Introduction to Fuel Cell Testing

Those who wish to learn more about fuel cells, and even to build their own, may also want to learn how to test those fuel cells. In this post, we will review some basic terms, and introduce low-cost testing equipment and more sophisticated testing setups. First, however, an understanding of the fuel cell and electrical basics will...

Energy Harnessed from the Wind: Part 2

Wind power generates electricity by transferring energy from wind to mechanical energy. The principle behind wind turbines is very simple: the energy in the wind turns two or three blades around a rotor. The rotor is connected to the shaft, which spins a generator to create electricity. Wind turbines are mounted on...

Energy Harnessed from the Wind: Part I

Imagine that something that you cannot see can have enough movement to harness energy! From a scientific perspective, air is like any other fluid -- if it can be moved forcefully, the motion provides kinetic energy. In a wind-electric turbine, the turbine blades capture the kinetic energy of the...

Explanation of the Thermodynamics Behind Fuel Cell & Electrolyzer Design

Thermodynamics is the study of energy changing from one form to another. Many predictions can be made using thermodynamic equations, and these are essential for understanding fuel cell and electrolyzer performance because these devices transform chemical energy into...

Carbon Nanotubes

There are many novel hydrogen methods that are currently being investigated that offer the potential for higher energy density than conventional methods. These include hydrogen storage in carbon nanotubes. Carbon nanotubes are unique structures with exceptional electronic and...

Biological Fuel Cells (BFCs) and the Bio-production of Hydrogen

A biological fuel cell (BFC) or microbial fuel cell (MFC) is a type of fuel cell that converts biochemical energy into electrical energy. Like other types of fuel cells, a biological fuel cell consists of an anode, a cathode, and a membrane that conducts ions. In the anode compartment, fuel is oxidized by microorganisms, and the result is...

Fuel Cell Primer

Fuel cells produce electricity from reactants such as oxygen and hydrogen -- although other fuels besides hydrogen can be used. The electrochemical reaction produces water and heat as byproducts. Fuel cells are much more efficient than the internal combustion engine because they provide more...

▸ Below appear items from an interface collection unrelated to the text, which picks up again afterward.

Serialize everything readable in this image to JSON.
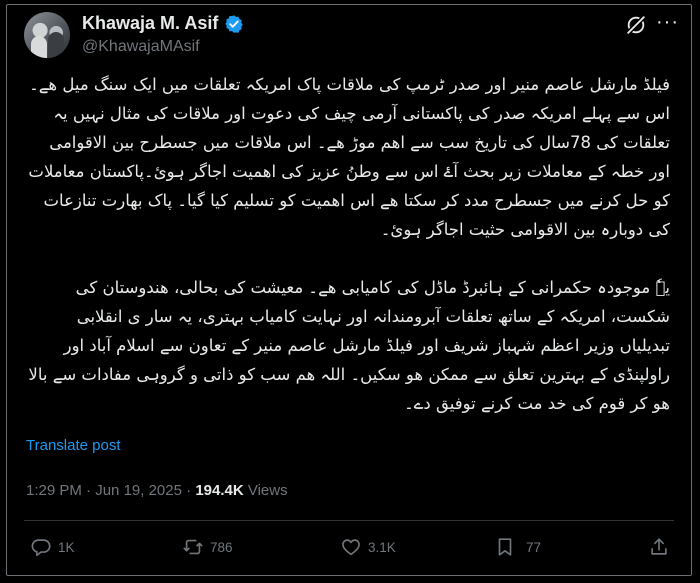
{
  "author": {
    "name": "Khawaja M. Asif",
    "handle": "@KhawajaMAsif"
  },
  "tweet": {
    "paragraphs": [
      "فیلڈ مارشل عاصم منیر اور صدر ٹرمپ کی ملاقات پاک امریکہ تعلقات میں ایک سنگ میل ھے۔ اس سے پہلے امریکہ صدر کی پاکستانی آرمی چیف کی دعوت اور ملاقات کی مثال نہیں یہ تعلقات کی 78سال کی تاریخ سب سے اھم موڑ ھے۔ اس ملاقات میں جسطرح بین الاقوامی اور خطہ کے معاملات زیر بحث آۓ اس سے وطنُ عزیز کی اھمیت اجاگر ہوئ۔پاکستان معاملات کو حل کرنے میں جسطرح مدد کر سکتا ھے اس اھمیت کو تسلیم کیا گیا۔ پاک بھارت تنازعات کی دوبارہ بین الاقوامی حثیت اجاگر ہوئ۔",
      "یہٗ موجودہ حکمرانی کے ہائبرڈ ماڈل کی کامیابی ھے۔ معیشت کی بحالی، ھندوستان کی شکست، امریکہ کے ساتھ تعلقات آبرومندانہ اور نہایت کامیاب بہتری، یہ سار ی انقلابی تبدیلیاں وزیر اعظم شہباز شریف اور فیلڈ مارشل عاصم منیر کے تعاون سے اسلام آباد اور راولپنڈی کے بہترین تعلق سے ممکن ھو سکیں۔ اللہ ھم سب کو ذاتی و گروہی مفادات سے بالا ھو کر قوم کی خد مت کرنے توفیق دے۔"
    ],
    "translate_label": "Translate post",
    "time": "1:29 PM",
    "separator": " · ",
    "date": "Jun 19, 2025",
    "views_count": "194.4K",
    "views_label": " Views"
  },
  "actions": {
    "replies": "1K",
    "reposts": "786",
    "likes": "3.1K",
    "bookmarks": "77"
  },
  "colors": {
    "background": "#000000",
    "text": "#e7e9ea",
    "muted": "#71767b",
    "link": "#1d9bf0",
    "verified": "#1d9bf0"
  },
  "icons": [
    "verified-badge-icon",
    "grok-icon",
    "more-icon",
    "reply-icon",
    "repost-icon",
    "like-icon",
    "bookmark-icon",
    "share-icon"
  ]
}
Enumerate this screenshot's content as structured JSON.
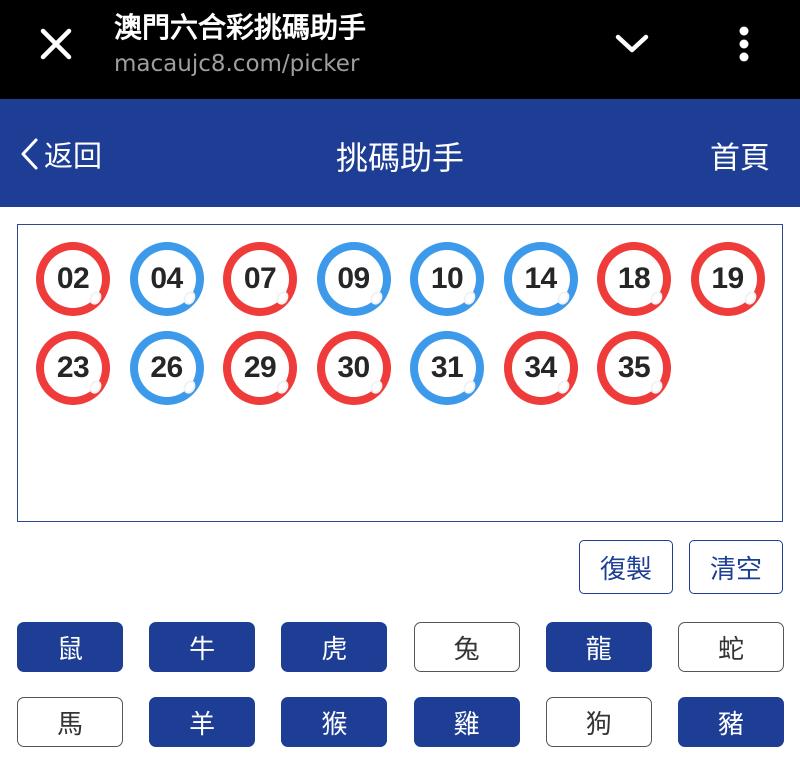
{
  "browser": {
    "title": "澳門六合彩挑碼助手",
    "url": "macaujc8.com/picker"
  },
  "header": {
    "back_label": "返回",
    "title": "挑碼助手",
    "home_label": "首頁"
  },
  "balls": [
    {
      "number": "02",
      "color": "red"
    },
    {
      "number": "04",
      "color": "blue"
    },
    {
      "number": "07",
      "color": "red"
    },
    {
      "number": "09",
      "color": "blue"
    },
    {
      "number": "10",
      "color": "blue"
    },
    {
      "number": "14",
      "color": "blue"
    },
    {
      "number": "18",
      "color": "red"
    },
    {
      "number": "19",
      "color": "red"
    },
    {
      "number": "23",
      "color": "red"
    },
    {
      "number": "26",
      "color": "blue"
    },
    {
      "number": "29",
      "color": "red"
    },
    {
      "number": "30",
      "color": "red"
    },
    {
      "number": "31",
      "color": "blue"
    },
    {
      "number": "34",
      "color": "red"
    },
    {
      "number": "35",
      "color": "red"
    }
  ],
  "actions": {
    "copy_label": "復製",
    "clear_label": "清空"
  },
  "zodiacs": [
    {
      "label": "鼠",
      "selected": true
    },
    {
      "label": "牛",
      "selected": true
    },
    {
      "label": "虎",
      "selected": true
    },
    {
      "label": "兔",
      "selected": false
    },
    {
      "label": "龍",
      "selected": true
    },
    {
      "label": "蛇",
      "selected": false
    },
    {
      "label": "馬",
      "selected": false
    },
    {
      "label": "羊",
      "selected": true
    },
    {
      "label": "猴",
      "selected": true
    },
    {
      "label": "雞",
      "selected": true
    },
    {
      "label": "狗",
      "selected": false
    },
    {
      "label": "豬",
      "selected": true
    }
  ],
  "colors": {
    "brand_blue": "#1d3e94",
    "ball_red": "#ef3b3a",
    "ball_blue": "#3d99ea"
  },
  "icons": {
    "close": "close-icon",
    "chevron": "chevron-down-icon",
    "menu": "more-vert-icon",
    "back": "chevron-left-icon"
  }
}
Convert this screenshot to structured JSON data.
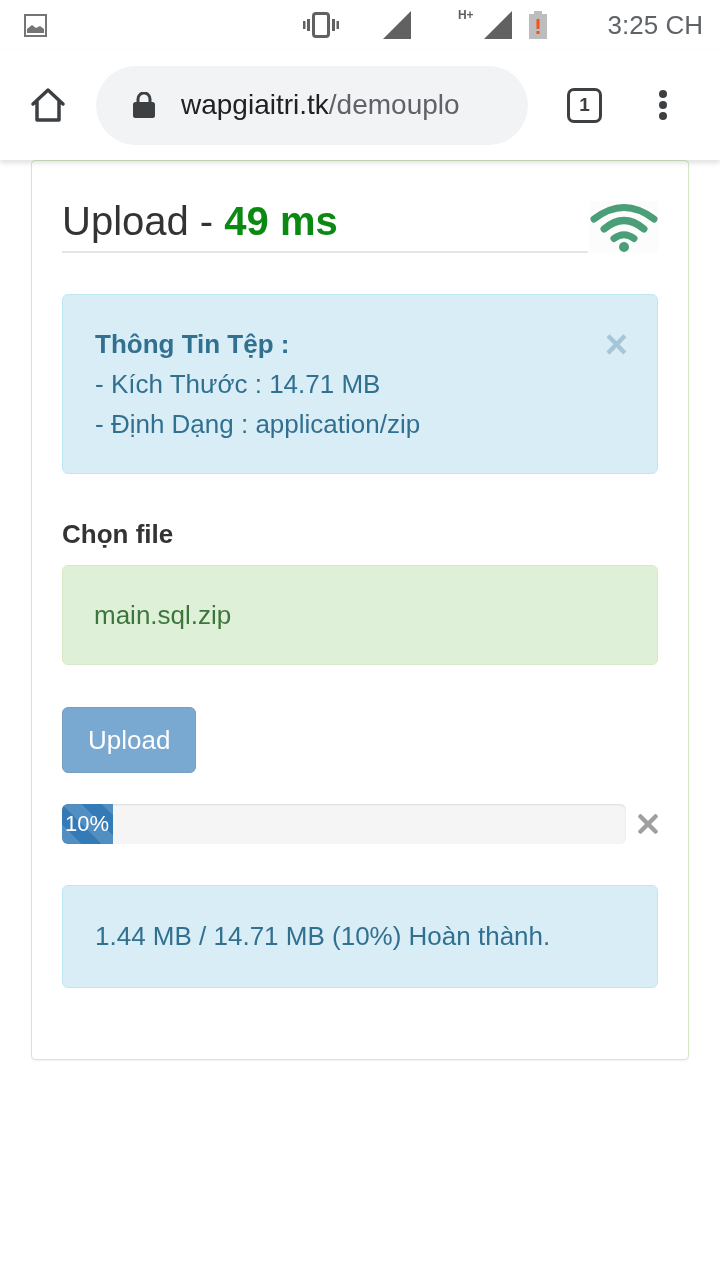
{
  "status_bar": {
    "network_type": "H+",
    "time": "3:25 CH"
  },
  "browser": {
    "secure": true,
    "url": {
      "host": "wapgiaitri.tk",
      "path": "/demouplo"
    },
    "tab_count": "1"
  },
  "panel": {
    "title": "Upload - **49 ms**",
    "file_info": {
      "heading": "Thông Tin Tệp :",
      "lines": [
        "- Kích Thước : 14.71 MB",
        "- Định Dạng : application/zip"
      ],
      "close": "×"
    },
    "file_label": "Chọn file",
    "file_field": {
      "value": "main.sql.zip"
    },
    "upload_button": {
      "label": "Upload",
      "disabled": true
    },
    "progress": {
      "level": 0.09,
      "label": "10%"
    },
    "status": "1.44 MB / 14.71 MB (10%) Hoàn thành."
  }
}
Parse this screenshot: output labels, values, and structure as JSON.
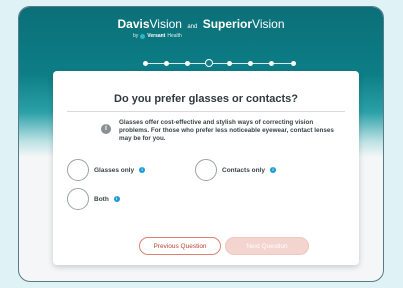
{
  "header": {
    "brand_a_bold": "Davis",
    "brand_a_rest": "Vision",
    "brand_joiner": "and",
    "brand_b_bold": "Superior",
    "brand_b_rest": "Vision",
    "by_text": "by",
    "parent_bold": "Versant",
    "parent_rest": "Health"
  },
  "progress": {
    "total_steps": 8,
    "current_step": 4
  },
  "question": {
    "title": "Do you prefer glasses or contacts?",
    "info": "Glasses offer cost-effective and stylish ways of correcting vision problems. For those who prefer less noticeable eyewear, contact lenses may be for you."
  },
  "options": [
    {
      "label": "Glasses only"
    },
    {
      "label": "Contacts only"
    },
    {
      "label": "Both"
    }
  ],
  "buttons": {
    "previous": "Previous Question",
    "next": "Next Question"
  },
  "icons": {
    "info": "info-icon",
    "option_info": "i"
  },
  "colors": {
    "header_teal": "#0d7e86",
    "accent_red": "#c0432e",
    "info_blue": "#1a9bd7"
  }
}
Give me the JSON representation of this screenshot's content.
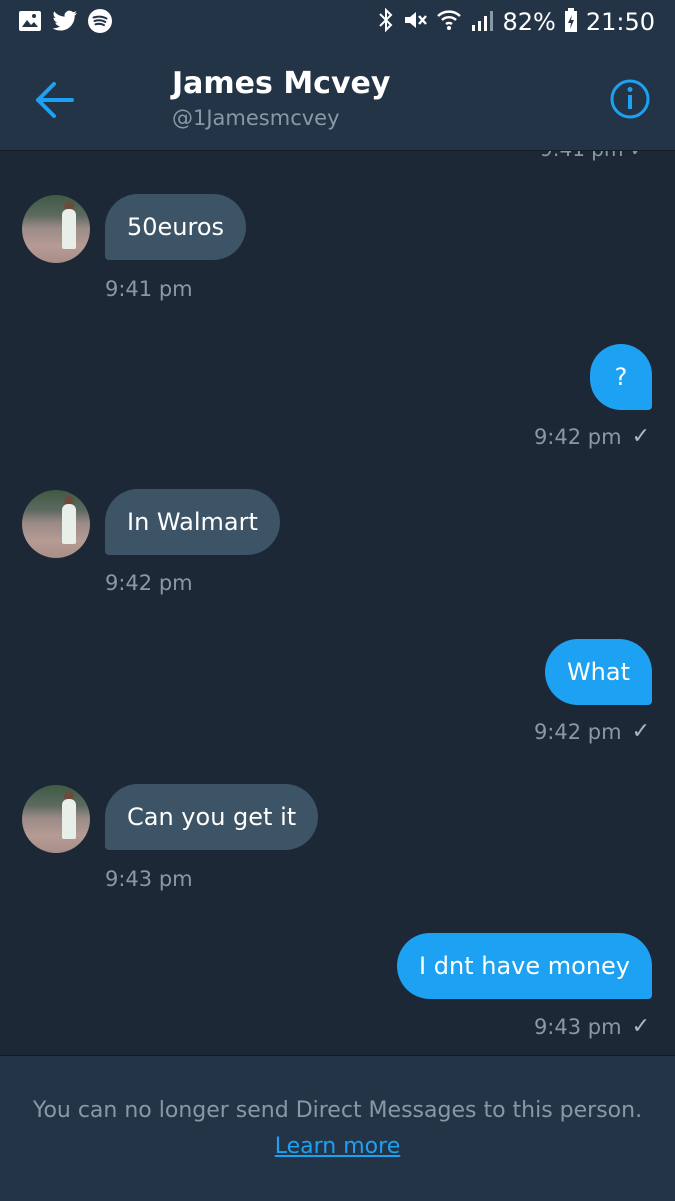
{
  "status_bar": {
    "left_icons": [
      "image-icon",
      "twitter-icon",
      "spotify-icon"
    ],
    "right_icons": [
      "bluetooth-icon",
      "mute-icon",
      "wifi-icon",
      "signal-icon"
    ],
    "battery": "82%",
    "time": "21:50"
  },
  "header": {
    "name": "James Mcvey",
    "handle": "@1Jamesmcvey",
    "back_icon": "back-arrow-icon",
    "info_icon": "info-icon"
  },
  "messages": [
    {
      "side": "in",
      "text": "50euros",
      "time": "9:41 pm"
    },
    {
      "side": "out",
      "text": "?",
      "time": "9:42 pm"
    },
    {
      "side": "in",
      "text": "In Walmart",
      "time": "9:42 pm"
    },
    {
      "side": "out",
      "text": "What",
      "time": "9:42 pm"
    },
    {
      "side": "in",
      "text": "Can you get it",
      "time": "9:43 pm"
    },
    {
      "side": "out",
      "text": "I dnt have money",
      "time": "9:43 pm"
    }
  ],
  "footer": {
    "notice": "You can no longer send Direct Messages to this person.",
    "link": "Learn more"
  },
  "colors": {
    "background": "#1c2836",
    "bar": "#243447",
    "incoming_bubble": "#3d5466",
    "outgoing_bubble": "#1da1f2",
    "muted_text": "#8899a6"
  }
}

Fuel Cell Stack Temperature in Mid-to-High Temperature Fuel Cells

There is an acute need for the development of long-lasting, efficient and portable power sources for further technology improvement in automobiles, commercial electronics devices, military and stationary applications. These systems all require the power source to be energy-efficient, and able to operate for long periods of time without...